The US Department of Energy has recently introduced a plan that says that by 2030, about 20 percent of the energy needs of the United States will be supplied by wind power. The plan is undoubtedly very ambitious, but thanks to the efforts of scientists from Sandia National Laboratories, its implementation is quite possible.
Wind farms are currently one of the most efficient methods of producing electricity. The problem is that windmills are not very popular with the public because they occupy a lot of land, spat landscapes, and do not always blow enough wind to produce energy. That is why it is increasingly installed in the ocean just near the coast, where the wind is stronger and more stable. However, this solution is much more expensive, so its efficiency is falling significantly.
Sandia National Laboratories has developed a technology that can change that. Engineers have created a completely new 195-meter turbine blades for two football pitches that will be able to produce as much as50 megawatts of power. This way one colossus can produce enough energy to feed 10,000. So a wind farm consisting of several dozen turbines could supply a large city with energy.
The special blade design, unlike conventional windmills, allows them to move with the wind so they do not have to be so tough, which in turn reduces their weight. In addition, the shovels can fold in the direction of the wind, and this greatly reduces the risk of damaging them in the event of strong winds.
Researchers from the University of Manchester, together with Oxford BioElectronics, are working on a new method that could significantly speed up wound healing. It could help in the faster treatment of patients after surgery and accelerate the recovery of athlete injuries.
Technological progress has made treatment of patients today much simpler and more effective than decades ago. And ongoing research brings new inventions that can further improve this process. The latest idea is being developed by researchers at the University of Manchester, in collaboration with Oxford BioElectronics and is concerned with accelerating wound healing by electrostimulation of wounded areas.
A recent 40 volunteer test gave very promising results. Each patient had an identical wound on both arms. The left was treated in the traditional way, while in the right case a small electrical impulse was used, which was applied four times over a period of two weeks. These pulses stimulate a process called angiogenesis that accelerates the formation of new blood vessels and leads to increased blood flow to the damaged area. After 10 days, the wound was much smaller and deeper than this treated in the normal way, so it healed much faster. You can see this very accurately in the image below.
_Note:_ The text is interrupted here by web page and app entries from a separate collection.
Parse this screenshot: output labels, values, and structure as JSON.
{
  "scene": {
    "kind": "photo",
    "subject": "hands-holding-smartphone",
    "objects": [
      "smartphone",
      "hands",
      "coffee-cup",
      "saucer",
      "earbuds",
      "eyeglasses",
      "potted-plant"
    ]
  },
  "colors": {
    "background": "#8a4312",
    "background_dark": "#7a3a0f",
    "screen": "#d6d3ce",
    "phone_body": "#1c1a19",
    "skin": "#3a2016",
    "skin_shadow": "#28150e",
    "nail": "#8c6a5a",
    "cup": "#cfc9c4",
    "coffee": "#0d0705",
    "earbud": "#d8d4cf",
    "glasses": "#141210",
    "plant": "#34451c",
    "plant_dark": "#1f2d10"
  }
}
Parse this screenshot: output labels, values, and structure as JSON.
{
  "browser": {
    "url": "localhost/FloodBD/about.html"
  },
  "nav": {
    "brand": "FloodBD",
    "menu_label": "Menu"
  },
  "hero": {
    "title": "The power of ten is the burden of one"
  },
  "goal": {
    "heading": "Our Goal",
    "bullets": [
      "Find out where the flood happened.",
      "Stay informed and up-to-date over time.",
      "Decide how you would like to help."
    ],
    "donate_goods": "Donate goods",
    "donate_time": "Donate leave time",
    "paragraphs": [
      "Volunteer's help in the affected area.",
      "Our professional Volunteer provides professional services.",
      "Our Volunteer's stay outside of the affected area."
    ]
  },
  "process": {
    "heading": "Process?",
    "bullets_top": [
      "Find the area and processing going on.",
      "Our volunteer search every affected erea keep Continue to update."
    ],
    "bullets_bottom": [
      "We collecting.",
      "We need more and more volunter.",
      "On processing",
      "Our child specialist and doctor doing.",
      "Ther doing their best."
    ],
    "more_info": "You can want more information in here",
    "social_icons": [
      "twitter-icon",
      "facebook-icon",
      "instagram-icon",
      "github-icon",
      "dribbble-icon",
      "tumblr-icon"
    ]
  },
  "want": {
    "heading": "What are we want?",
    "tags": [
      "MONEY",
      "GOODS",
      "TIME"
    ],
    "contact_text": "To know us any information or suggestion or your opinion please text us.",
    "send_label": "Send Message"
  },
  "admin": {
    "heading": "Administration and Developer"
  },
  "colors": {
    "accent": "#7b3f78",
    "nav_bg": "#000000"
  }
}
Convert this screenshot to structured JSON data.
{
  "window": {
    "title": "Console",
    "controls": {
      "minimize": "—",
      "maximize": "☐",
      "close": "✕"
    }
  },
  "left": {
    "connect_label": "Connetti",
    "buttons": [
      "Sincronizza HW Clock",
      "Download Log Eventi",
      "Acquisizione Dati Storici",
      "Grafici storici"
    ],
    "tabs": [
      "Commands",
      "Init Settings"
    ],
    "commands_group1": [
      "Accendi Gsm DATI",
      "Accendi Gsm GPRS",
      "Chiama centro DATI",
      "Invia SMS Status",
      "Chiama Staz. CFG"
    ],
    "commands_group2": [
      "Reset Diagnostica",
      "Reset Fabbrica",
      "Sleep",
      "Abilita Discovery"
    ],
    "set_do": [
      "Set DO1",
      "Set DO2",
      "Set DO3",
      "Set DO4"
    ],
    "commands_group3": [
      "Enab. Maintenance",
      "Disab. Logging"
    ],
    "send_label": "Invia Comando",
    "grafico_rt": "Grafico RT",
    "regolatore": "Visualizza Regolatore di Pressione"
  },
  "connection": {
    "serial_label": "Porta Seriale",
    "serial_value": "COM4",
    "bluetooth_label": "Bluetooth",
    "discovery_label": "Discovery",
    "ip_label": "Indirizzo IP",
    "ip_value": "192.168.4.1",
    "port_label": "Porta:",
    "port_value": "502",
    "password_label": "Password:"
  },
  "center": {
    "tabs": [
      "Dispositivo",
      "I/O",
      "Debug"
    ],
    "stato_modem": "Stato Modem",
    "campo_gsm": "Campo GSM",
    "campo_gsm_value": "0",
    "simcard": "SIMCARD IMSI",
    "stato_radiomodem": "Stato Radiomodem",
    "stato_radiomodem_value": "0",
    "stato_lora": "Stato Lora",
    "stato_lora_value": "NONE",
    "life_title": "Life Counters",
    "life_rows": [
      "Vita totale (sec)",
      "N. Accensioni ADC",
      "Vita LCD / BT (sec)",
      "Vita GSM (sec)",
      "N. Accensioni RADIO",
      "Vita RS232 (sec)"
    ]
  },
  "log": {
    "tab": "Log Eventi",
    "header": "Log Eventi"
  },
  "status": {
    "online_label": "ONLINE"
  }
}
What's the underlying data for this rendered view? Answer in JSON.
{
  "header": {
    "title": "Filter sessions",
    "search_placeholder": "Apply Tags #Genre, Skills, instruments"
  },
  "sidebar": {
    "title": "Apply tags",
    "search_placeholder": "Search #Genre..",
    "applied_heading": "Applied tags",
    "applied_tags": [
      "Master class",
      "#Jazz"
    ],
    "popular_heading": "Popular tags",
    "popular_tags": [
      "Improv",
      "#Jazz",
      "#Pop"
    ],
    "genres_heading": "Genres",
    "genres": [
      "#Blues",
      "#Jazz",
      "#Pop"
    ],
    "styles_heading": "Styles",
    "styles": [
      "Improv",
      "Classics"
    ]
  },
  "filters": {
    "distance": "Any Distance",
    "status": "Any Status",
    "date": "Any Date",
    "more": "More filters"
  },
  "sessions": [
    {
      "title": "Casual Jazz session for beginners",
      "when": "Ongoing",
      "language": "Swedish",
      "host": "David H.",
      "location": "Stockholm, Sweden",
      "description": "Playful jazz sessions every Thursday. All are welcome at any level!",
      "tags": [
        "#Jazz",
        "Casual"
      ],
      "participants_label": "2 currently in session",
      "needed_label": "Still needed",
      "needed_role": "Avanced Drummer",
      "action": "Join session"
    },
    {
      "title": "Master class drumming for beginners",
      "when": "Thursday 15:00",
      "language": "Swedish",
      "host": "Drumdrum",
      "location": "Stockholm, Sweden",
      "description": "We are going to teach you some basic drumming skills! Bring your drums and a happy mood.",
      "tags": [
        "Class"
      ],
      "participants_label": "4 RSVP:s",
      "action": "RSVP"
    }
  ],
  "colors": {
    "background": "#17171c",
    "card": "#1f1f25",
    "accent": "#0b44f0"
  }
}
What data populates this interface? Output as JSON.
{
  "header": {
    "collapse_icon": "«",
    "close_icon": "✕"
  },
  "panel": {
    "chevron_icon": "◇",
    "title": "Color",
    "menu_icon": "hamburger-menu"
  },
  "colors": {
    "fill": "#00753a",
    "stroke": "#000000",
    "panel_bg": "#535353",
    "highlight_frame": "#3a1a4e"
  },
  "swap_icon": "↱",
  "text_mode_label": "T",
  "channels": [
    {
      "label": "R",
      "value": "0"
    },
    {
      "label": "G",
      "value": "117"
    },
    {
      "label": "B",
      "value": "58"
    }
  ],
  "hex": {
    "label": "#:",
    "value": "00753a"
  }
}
Ardeshir Bayat, head of the study, says the new method may be particularly useful for treating chronic wounds but also for any other type of lesion, much faster putting the patient on foot.